But while joking about a corpse can help calm the nerves, it might be doing more harm than good. If one of the earliest lessons a future doctor learns is to keep a body at arm’s length, they might do their living patients a disservice by avoiding engaging with them, John Tyler Allen writes for The Atlantic.
“To walk into a room and start cutting up a human being’s body, it’s not normal,” Jerry Vannatta, the former executive dean of OU College of Medicine, tells Allen.
Vannatta got the idea for what he calls the “Donor Luncheon” in 2000 while teaching a workshop in Taiwan. When one of the attendees told him about his experience meeting with the family of the cadaver he dissected during gross anatomy lab, Vannatta was amazed — and eager to give his own students the same experience. Ever since, he has arranged for his students to meet with the families of donor cadavers in hopes of humanizing the bodies they will spend the semester taking apart.
It’s common for medical students to adopt all kinds of gallows humor in order to make themselves more comfortable with the weirdness of the situation. But according to a recent study published in the journal Anatomical Sciences Education, coping mechanisms like giving cadavers funny nicknames might set a precedent that influences future doctors to distance themselves from their living patients down the road.
Teaching doctors and officials at medical schools have been concerned with this element of the course since the 1950s, when a sociologist named Robert Merton found that hospitals were training doctors in a sterile and un-empathetic environment, Allen writes.

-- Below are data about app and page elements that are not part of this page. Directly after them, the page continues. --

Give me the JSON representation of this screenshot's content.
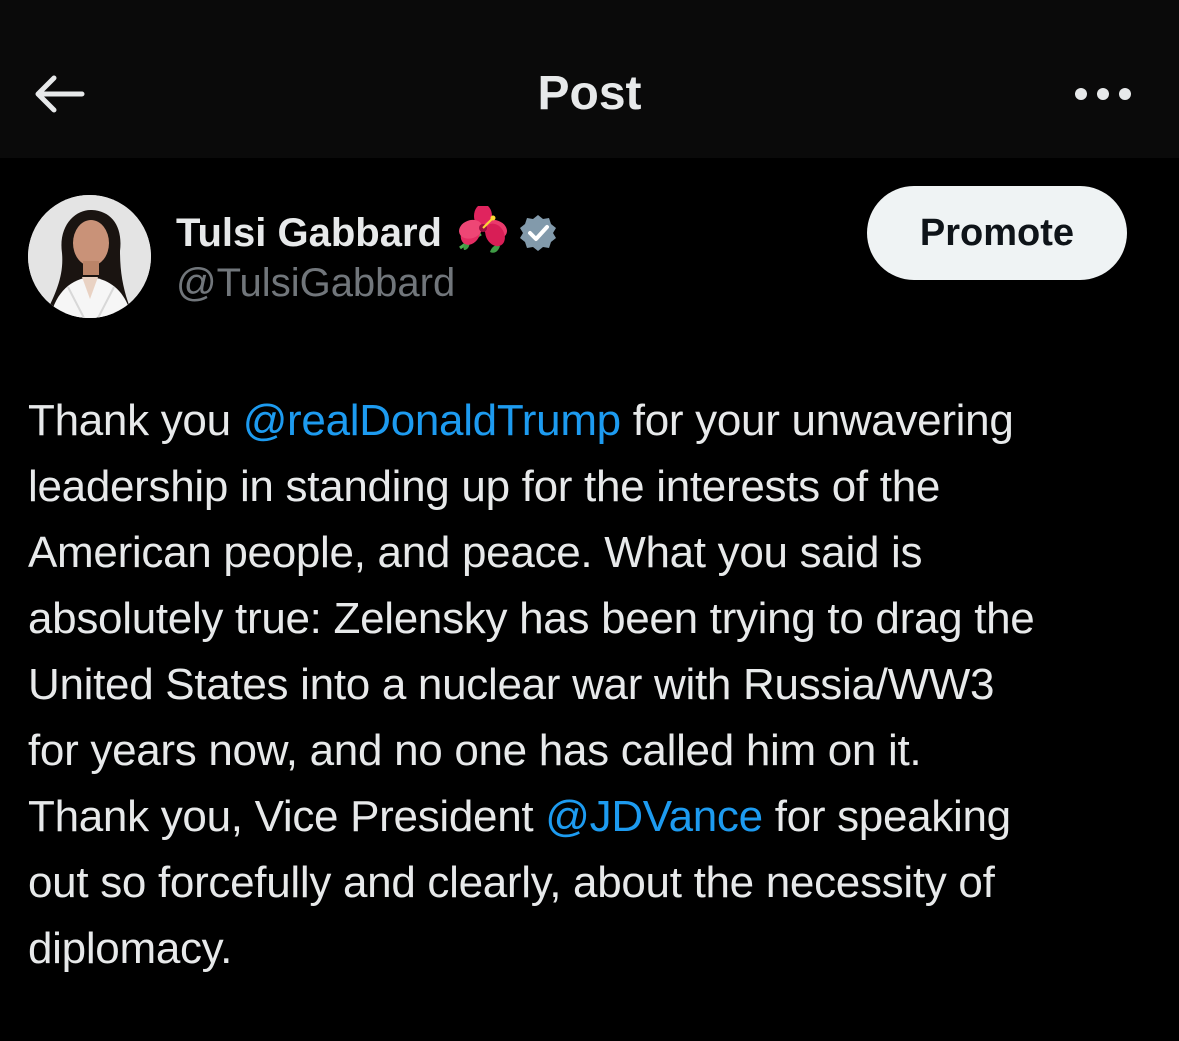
{
  "header": {
    "title": "Post",
    "back_icon": "arrow-left-icon",
    "more_icon": "more-horizontal-icon"
  },
  "author": {
    "display_name": "Tulsi Gabbard",
    "emoji_icon": "hibiscus-icon",
    "verified_icon": "verified-badge-icon",
    "handle": "@TulsiGabbard"
  },
  "actions": {
    "promote_label": "Promote"
  },
  "post": {
    "lines": [
      {
        "pre": "Thank you ",
        "mention": "@realDonaldTrump",
        "post": " for your unwavering"
      },
      {
        "text": "leadership in standing up for the interests of the"
      },
      {
        "text": "American people, and peace. What you said is"
      },
      {
        "text": "absolutely true: Zelensky has been trying to drag the"
      },
      {
        "text": "United States into a nuclear war with Russia/WW3"
      },
      {
        "text": "for years now, and no one has called him on it."
      },
      {
        "pre": "Thank you, Vice President ",
        "mention": "@JDVance",
        "post": " for speaking"
      },
      {
        "text": "out so forcefully and clearly, about the necessity of"
      },
      {
        "text": "diplomacy."
      }
    ]
  },
  "colors": {
    "background": "#000000",
    "header_background": "#0a0a0a",
    "text": "#e7e9ea",
    "secondary_text": "#71767b",
    "link": "#1d9bf0",
    "verified": "#829aab",
    "button_background": "#eff3f4"
  }
}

Even as medicine becomes more personalized through digital technology, doctors still struggle to connect with their patients as more than just a set of numbers, statistics and diagnoses.
“The close doctor-patient relationship, necessary for proper diagnosis and treatment, has become a distant doctor-computer-patient relationship,” psychiatrist Carole Leiberman tells Judy Mandell for The Observer. “If a patient doesn’t feel a connection to his doctor that encourages him to confide, and the doctor doesn’t have time to ask enough questions about the patient’s lifestyle, symptoms, and so on, then the proper diagnosis can’t be made, and the proper treatment can’t be prescribed.”
However, recent studies of students who did engage with the families of donor cadavers found that many students actually want to know more about the people from whose bodies they learn the basics of human anatomy. It turns out that when it comes to the bodies doctors treat, a little empathy can go a long way for bodies treated by doctors — and doctors themselves.